Italian populist leader Matteo Salvini on Saturday gathered Europe’s disparate nationalists for a unifying rally overshadowed by a major corruption scandal shaking Austria’s far-right coalition.
The Milan rally hoped to see leaders of 12 far-right parties marching towards their conquest of Brussels after next week’s European parliamentary elections.
Headliners Salvini of the anti-immigrant League and Marine Le Pen of France’s Islamophobic National Rally (RN) want their Europe of Nations and Freedom (ENF) group to become the third largest in Brussels.
“Stop the bureaucrats, bankers, do-gooders, migrant boats,” read one pro-Salvini banner. “Italy first,” read another as the speeches began. “Our battle is against totalitarianism: globalisation and Islamism,” Le Pen said ahead of the march.
Hundreds gathered in a Milan park for an anti-fascist counter-demonstration - “Welcome migrants, expel Salvini,” read one banner - as the city’s central Duomo square filled with League supporters massed under a light rain to listen to leaders’ speeches. But explosive graft allegations against the leader of Austria’s far-right Freedom Party (FPOe) and vice-chancellor Heinz-Christian Strache meant the party’s top candidate in next week’s elections pulled out of the Milan rally. Despite their shared dislike of immigration, multiculturalism, the left and the EU, Europe’s populists remain divided on many other key issues, including budgetary discipline, migrant distribution and relations with Moscow, as highlighted by the Austrian scandal.

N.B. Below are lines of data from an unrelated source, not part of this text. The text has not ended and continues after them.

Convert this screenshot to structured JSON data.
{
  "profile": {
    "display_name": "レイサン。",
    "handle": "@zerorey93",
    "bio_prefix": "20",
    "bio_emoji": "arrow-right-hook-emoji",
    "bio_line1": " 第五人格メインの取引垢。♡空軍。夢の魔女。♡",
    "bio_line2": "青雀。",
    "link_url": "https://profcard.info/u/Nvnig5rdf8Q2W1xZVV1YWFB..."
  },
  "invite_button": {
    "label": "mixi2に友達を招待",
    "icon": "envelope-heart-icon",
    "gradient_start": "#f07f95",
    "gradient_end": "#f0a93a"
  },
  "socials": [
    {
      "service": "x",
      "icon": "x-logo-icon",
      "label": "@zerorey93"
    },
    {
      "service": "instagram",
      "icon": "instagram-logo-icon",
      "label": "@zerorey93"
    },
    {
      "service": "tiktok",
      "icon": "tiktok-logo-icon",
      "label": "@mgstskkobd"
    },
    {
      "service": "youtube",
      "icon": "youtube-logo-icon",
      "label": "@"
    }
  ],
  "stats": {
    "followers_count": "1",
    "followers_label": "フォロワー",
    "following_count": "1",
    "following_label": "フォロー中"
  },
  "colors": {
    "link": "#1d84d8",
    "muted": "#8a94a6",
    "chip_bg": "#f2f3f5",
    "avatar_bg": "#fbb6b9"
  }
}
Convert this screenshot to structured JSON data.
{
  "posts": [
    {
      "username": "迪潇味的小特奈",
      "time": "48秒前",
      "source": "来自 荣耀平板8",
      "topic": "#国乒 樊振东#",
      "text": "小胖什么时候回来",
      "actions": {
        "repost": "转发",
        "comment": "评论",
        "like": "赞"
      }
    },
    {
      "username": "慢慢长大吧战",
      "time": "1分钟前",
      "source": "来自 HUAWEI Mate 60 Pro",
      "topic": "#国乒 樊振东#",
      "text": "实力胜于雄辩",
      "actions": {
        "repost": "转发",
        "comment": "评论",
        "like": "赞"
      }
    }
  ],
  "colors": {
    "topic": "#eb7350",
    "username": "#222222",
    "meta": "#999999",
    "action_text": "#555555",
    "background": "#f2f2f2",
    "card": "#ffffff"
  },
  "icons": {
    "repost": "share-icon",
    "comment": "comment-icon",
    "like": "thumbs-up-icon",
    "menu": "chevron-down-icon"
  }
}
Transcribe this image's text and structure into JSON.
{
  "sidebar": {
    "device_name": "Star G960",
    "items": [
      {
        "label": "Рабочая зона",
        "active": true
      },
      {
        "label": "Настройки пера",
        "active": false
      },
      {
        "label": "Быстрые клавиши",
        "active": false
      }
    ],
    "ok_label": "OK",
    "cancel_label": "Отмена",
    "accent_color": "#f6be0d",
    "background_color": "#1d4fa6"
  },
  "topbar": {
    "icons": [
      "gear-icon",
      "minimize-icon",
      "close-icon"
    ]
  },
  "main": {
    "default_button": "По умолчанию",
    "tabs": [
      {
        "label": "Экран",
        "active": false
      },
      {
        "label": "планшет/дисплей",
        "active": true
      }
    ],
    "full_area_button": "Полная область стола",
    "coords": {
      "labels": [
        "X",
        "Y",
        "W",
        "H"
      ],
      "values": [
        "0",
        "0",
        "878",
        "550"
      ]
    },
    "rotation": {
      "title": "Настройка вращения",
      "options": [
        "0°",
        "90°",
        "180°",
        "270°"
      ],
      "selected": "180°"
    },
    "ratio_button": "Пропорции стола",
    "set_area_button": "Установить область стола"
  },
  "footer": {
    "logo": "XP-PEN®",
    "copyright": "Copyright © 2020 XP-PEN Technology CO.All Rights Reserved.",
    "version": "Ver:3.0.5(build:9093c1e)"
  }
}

In Milan, Le Pen was forced to say that her party obeyed French party finance rules, which she called “strict” and “questionable” as they prevented the RN from borrowing money outside Europe.
French lawmakers recently called for a probe into links between the RN and Donald Trump’s former strategist Steve Bannon after he discussed paying back a Russian loan to Le Pen’s party in a documentary.
Most of Europe’s rightwing nationalists are currently divided into three blocs and a tangled web of alliances in the European Parliament–an institution Salvini and Le Pen would like to overhaul if not destroy. The ENF includes Austria’s Freedom Party, Belgium’s Vlaams Belang and the Netherlands’ Party for Freedom, whose head Geert Wilders was also due in Milan.
Notably absent from the rally is Hungary Prime Minister Viktor Orban’s Fidesz party and Poland’s governing PiS (Law and Justice party). Orban has voiced admiration for Salvini and promised “cooperation” after the vote, but refuses any alliance with Le Pen. He has his own problems after allegations from a rights group Saturday that his election landslide last year was marred by vote-rigging.